As a librarian, I hate to send to send my patrons to more than one place to find information. But when dealing with genealogy research, I often need direct people to multiple resources to help folks find what they need.
Which is why I decided to take a look at BillionGraves.com.
Hailed by a growing number of bloggers and websites as ‘A Website to Watch’, BillionGraves.com has a goal of providing a catalog of, (you guessed it!) one billion graves. This is a free site which provides headstone pictures & transcription, cemetery information, mapping, and other resources for researchers.
On the main page (pictured on the right), you’ll find a simple headstone search box in the bottom left side of the website. You can search by Given Name, Family Name, Birth Year and Death Year. There are also advanced search options available. The name search is pretty flexible, and allows for a diverse spelling of the name you’re researching. If you can’t find what you’re looking for, don’t despair. By registering with the site, you can request photographs and names from cemeteries around the world. And that, dear genies, is where the volunteers have the most impact.
BillionGraves.com – Things to Know Before You Begin Volunteering
1) To keep the site free and successful, volunteers participate in the transcription and survey services. Registration is easy and free.

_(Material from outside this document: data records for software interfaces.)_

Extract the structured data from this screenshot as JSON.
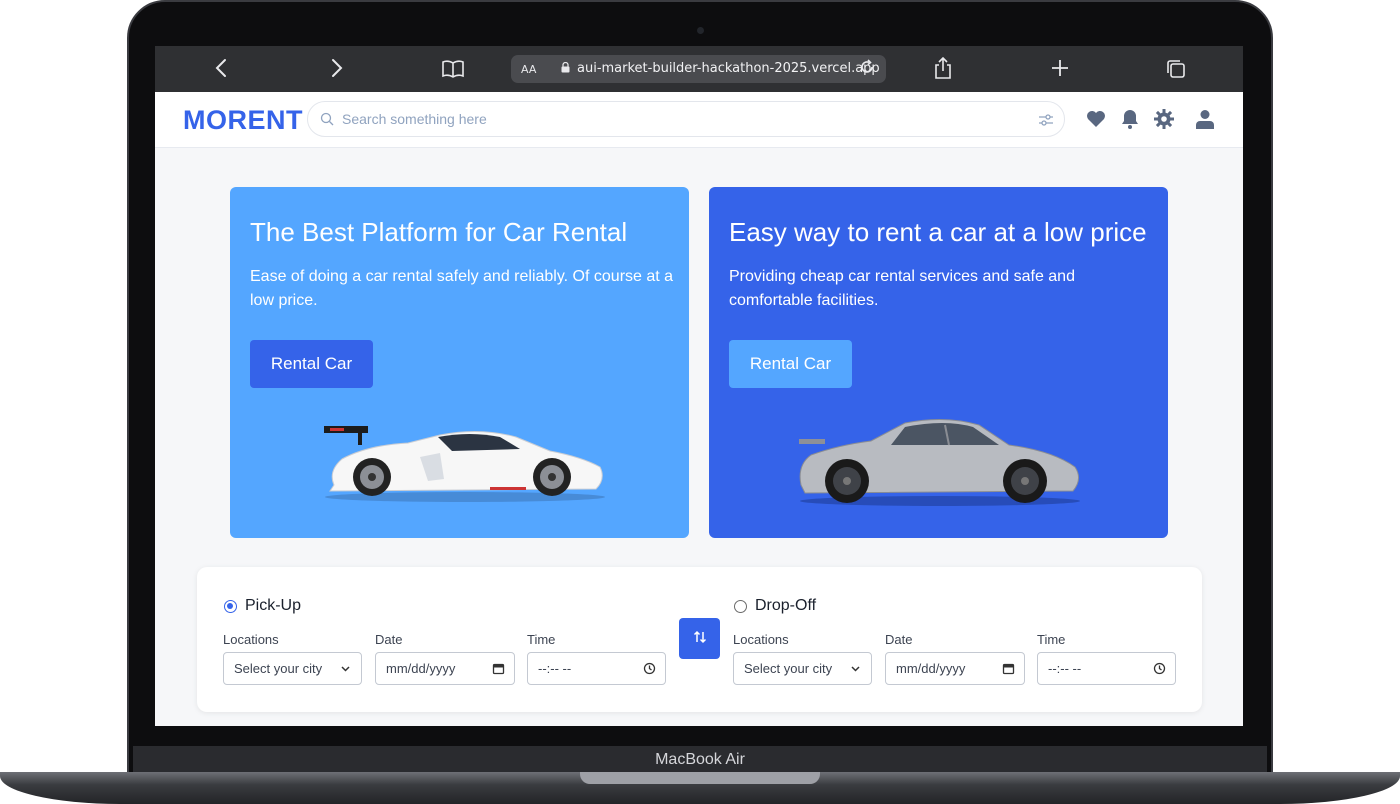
{
  "device": {
    "label": "MacBook Air"
  },
  "browser": {
    "url_aa": "AA",
    "url": "aui-market-builder-hackathon-2025.vercel.app"
  },
  "header": {
    "logo": "MORENT",
    "search_placeholder": "Search something here",
    "icons": [
      "heart-icon",
      "bell-icon",
      "gear-icon",
      "user-icon"
    ]
  },
  "hero": [
    {
      "title": "The Best Platform for Car Rental",
      "text": "Ease of doing a car rental safely and reliably. Of course at a low price.",
      "button": "Rental Car",
      "color": "#54a6ff"
    },
    {
      "title": "Easy way to rent a car at a low price",
      "text": "Providing cheap car rental services and safe and comfortable facilities.",
      "button": "Rental Car",
      "color": "#3563e9"
    }
  ],
  "booking": {
    "pickup": {
      "label": "Pick-Up",
      "selected": true,
      "locations_label": "Locations",
      "locations_value": "Select your city",
      "date_label": "Date",
      "date_value": "mm/dd/yyyy",
      "time_label": "Time",
      "time_value": "--:-- --"
    },
    "dropoff": {
      "label": "Drop-Off",
      "selected": false,
      "locations_label": "Locations",
      "locations_value": "Select your city",
      "date_label": "Date",
      "date_value": "mm/dd/yyyy",
      "time_label": "Time",
      "time_value": "--:-- --"
    }
  },
  "colors": {
    "brand": "#3563e9",
    "accent_light": "#54a6ff"
  }
}
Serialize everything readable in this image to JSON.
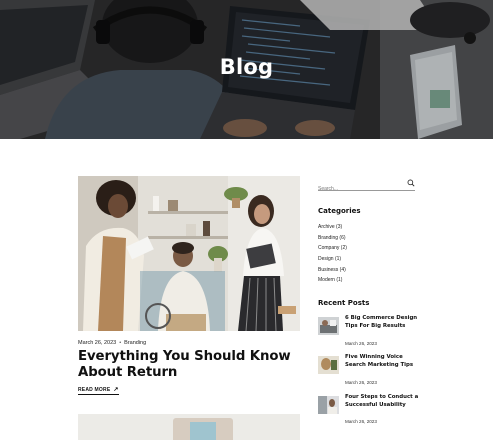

You can register for an account by submitting a username, e-mail address, and a password.
From this page, you can peruse the Request Board from people all over the world who need photo and transcription assistance. Your request board is geographically set by your city and zip code, so make sure to change your location right away when signing in for the first time.
You’ll also be able to see your personal tally of transcriptions, photos, and cemetery additions. And if you’re wondering where your contributions stand, you can left click on the ‘Leaderboard’ link to view a list of contributors. Several of the top transcribers were submitting over 6,000 records by the end of the month!
3) Left Click on the ‘Transcribe’ tab to begin your transcription work. The transcription record itself is very simple. In the yellow ‘Buried Here’ heading type in the given name, family name, birth and death information. The input fields allow you to easily type in a month, day, and year, so you are not required to use the drop-down fields. This is very handy for transcription purposes! If more than one person is named on the stone, you can ‘Add Individual’ to the record. An ‘Add Description’ tab is also available to insert epitaphs or engravings.
4) When you’ve finished your entry, left click on the green ‘Save’ button. The record will be saved and you’ll have the option to transcribe another headstone.
Surveying a Cemetery? There’s an App for That!
If you’re looking for a way blend your own research while making use of that new smart phone in your pocket, download the BillionGraves app! Left click on the ‘Participate’ tab located on the main page, and you’ll find several guides which will walk you through the download and app usage process. The guides are available in a PDF format, and are easily printable if you need to share them with a group.
Verdict – If you’re looking for a simple and easy way to contribute to the area of cemetery research, give BillionGraves a try. It’s simple, addictive, and makes great use of technology. As this is a growing collection, do not discredit the offerings of sites such as Find A Grave or Internment.net. Just as there are mutliple vital records websites, BillionGraves is the tech savvy new kid in the cemetery research community.
The Comment Question of the Day – What are your experiences and thoughts on BillionGraves? Leave your interesting or creative responses in the comment box below.
See you at the Library!